Outgoing NRA President Pete Brownell, who decided not to seek re-election, said in the statement that North is the right leader for the organization in what he called "these extraordinary times."
“Discussing this with Wayne LaPierre, he suggested we reach out to a warrior amongst our board members, Lieutenant Colonel Oliver North, to succeed me," Brownell wrote in a letter to the NRA board quoted in the statement. "Wayne and I feel that in these extraordinary times, a leader with history as a communicator and resolute defender of the Second Amendment is precisely what the NRA needs."
North, 74, said in the statement he is "honored to have been selected by the NRA Board to soon serve as this great organization’s president.”

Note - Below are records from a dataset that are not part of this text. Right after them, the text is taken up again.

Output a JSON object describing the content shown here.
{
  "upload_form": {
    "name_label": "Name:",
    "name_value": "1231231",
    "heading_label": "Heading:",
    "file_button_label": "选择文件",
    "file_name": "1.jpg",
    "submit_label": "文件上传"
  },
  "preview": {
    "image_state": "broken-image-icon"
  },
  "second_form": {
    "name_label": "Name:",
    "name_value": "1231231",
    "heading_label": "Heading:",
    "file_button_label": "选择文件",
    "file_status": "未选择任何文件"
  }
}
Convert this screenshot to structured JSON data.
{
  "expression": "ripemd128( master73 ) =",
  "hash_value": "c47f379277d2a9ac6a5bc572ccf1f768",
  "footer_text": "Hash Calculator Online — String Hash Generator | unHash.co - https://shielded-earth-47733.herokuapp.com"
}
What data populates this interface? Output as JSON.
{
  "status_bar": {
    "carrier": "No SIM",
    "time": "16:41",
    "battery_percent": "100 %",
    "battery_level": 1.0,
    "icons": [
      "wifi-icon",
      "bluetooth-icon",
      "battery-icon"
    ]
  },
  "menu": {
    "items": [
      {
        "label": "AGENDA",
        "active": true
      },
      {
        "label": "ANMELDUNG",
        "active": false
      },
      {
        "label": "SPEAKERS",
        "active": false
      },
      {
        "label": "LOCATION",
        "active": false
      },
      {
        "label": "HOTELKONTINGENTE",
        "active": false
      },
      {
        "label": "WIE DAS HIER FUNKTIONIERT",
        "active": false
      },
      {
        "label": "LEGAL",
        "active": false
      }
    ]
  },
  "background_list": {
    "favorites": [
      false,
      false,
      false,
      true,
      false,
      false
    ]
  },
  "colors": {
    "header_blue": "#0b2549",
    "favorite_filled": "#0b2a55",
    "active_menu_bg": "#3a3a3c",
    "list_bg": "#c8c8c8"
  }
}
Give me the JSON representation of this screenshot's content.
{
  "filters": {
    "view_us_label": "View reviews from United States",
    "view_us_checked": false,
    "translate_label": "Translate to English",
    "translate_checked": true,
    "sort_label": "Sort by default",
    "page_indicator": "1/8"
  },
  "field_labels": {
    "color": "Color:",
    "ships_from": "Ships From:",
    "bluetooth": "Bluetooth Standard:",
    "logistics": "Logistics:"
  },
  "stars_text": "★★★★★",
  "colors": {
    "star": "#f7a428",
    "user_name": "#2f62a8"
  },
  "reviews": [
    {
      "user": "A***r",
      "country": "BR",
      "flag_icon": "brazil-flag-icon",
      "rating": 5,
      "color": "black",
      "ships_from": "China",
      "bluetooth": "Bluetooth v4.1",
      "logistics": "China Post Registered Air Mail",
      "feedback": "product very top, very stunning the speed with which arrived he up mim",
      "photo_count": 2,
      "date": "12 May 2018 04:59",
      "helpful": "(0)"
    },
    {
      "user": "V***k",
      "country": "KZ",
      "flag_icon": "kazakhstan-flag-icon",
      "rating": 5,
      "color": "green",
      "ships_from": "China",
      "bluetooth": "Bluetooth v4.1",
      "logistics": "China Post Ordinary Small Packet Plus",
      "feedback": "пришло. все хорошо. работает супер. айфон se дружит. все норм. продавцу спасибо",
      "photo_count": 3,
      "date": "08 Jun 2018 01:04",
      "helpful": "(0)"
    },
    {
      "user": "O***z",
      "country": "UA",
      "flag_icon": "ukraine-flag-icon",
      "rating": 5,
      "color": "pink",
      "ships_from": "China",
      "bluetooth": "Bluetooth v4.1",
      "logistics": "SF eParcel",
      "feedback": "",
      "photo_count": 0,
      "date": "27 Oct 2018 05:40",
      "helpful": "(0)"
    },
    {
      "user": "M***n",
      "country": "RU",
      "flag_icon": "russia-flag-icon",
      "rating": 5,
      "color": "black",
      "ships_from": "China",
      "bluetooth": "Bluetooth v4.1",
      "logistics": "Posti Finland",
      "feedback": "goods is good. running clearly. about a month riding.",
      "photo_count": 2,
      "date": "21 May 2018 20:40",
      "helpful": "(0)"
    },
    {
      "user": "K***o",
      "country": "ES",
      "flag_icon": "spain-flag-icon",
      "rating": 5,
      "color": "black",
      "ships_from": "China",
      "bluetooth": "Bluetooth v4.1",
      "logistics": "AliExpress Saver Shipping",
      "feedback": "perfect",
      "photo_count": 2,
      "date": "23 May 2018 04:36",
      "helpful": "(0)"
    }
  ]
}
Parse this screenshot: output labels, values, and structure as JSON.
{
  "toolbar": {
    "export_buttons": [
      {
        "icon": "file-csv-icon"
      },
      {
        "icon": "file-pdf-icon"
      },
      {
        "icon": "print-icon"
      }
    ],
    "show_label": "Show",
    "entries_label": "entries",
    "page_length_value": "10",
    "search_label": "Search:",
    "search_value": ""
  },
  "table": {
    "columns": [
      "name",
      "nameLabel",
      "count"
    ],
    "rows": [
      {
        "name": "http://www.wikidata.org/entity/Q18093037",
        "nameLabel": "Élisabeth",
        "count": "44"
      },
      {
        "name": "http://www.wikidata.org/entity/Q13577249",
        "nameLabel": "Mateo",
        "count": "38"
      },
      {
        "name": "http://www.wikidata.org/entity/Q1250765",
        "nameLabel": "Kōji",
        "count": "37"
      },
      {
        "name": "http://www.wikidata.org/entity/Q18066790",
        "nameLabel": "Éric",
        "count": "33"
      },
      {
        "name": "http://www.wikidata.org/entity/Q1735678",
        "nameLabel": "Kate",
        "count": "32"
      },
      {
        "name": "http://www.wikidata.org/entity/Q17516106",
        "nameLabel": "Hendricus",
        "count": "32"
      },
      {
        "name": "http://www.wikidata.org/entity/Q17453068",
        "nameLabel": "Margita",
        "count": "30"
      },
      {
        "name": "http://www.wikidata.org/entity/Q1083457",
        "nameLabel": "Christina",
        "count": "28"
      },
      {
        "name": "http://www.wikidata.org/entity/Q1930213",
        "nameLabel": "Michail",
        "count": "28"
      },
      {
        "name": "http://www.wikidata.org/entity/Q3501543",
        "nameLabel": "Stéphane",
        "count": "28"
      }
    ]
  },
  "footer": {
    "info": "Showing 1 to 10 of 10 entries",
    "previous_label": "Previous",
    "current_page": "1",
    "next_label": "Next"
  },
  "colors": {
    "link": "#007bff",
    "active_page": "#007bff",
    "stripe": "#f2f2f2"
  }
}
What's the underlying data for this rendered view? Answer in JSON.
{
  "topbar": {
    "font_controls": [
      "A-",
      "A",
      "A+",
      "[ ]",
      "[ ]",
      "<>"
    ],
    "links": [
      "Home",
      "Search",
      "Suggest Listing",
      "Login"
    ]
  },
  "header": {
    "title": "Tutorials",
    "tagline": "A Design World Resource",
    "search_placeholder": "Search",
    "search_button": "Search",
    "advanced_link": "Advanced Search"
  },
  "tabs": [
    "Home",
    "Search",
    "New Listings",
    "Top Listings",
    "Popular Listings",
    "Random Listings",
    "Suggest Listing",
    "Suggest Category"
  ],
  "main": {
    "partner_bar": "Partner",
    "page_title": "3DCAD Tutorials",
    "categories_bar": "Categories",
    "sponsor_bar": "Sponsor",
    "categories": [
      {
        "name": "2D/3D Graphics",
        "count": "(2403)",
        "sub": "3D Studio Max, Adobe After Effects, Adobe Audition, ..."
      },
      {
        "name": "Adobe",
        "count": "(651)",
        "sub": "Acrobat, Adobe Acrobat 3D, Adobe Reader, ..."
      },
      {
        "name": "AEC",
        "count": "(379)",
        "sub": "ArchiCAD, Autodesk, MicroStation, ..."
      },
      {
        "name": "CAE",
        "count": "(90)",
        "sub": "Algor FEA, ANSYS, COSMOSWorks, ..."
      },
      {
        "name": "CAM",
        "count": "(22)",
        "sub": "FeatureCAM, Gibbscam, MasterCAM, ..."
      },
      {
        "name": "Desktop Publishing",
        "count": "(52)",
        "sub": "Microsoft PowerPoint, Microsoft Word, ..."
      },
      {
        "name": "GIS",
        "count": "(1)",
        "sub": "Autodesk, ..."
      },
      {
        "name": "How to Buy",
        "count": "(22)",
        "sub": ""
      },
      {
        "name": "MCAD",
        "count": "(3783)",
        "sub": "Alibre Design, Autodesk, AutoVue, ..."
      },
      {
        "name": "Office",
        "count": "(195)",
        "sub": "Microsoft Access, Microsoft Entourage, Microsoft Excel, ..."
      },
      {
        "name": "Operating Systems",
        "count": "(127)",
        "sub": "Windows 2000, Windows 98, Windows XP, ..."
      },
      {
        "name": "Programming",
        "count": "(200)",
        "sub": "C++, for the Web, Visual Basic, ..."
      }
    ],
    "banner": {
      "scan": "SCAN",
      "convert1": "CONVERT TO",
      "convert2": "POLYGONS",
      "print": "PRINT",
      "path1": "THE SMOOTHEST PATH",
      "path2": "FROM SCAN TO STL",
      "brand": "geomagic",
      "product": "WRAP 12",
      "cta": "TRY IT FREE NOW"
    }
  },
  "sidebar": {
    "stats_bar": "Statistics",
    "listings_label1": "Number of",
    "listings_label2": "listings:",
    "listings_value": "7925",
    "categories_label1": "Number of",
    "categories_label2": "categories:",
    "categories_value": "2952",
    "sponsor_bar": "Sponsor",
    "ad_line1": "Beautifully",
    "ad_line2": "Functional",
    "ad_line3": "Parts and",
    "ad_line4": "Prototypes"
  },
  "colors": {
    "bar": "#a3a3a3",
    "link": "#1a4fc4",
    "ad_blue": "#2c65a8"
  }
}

He was found guilty for aiding and abetting the obstruction of Congress, accepting an illegal gift and shredding official documents. All charges were vacated in 1990 on the grounds that his congressional testimony, for which he was granted immunity, could have been used in such a way as to breach his right against self-incrimination.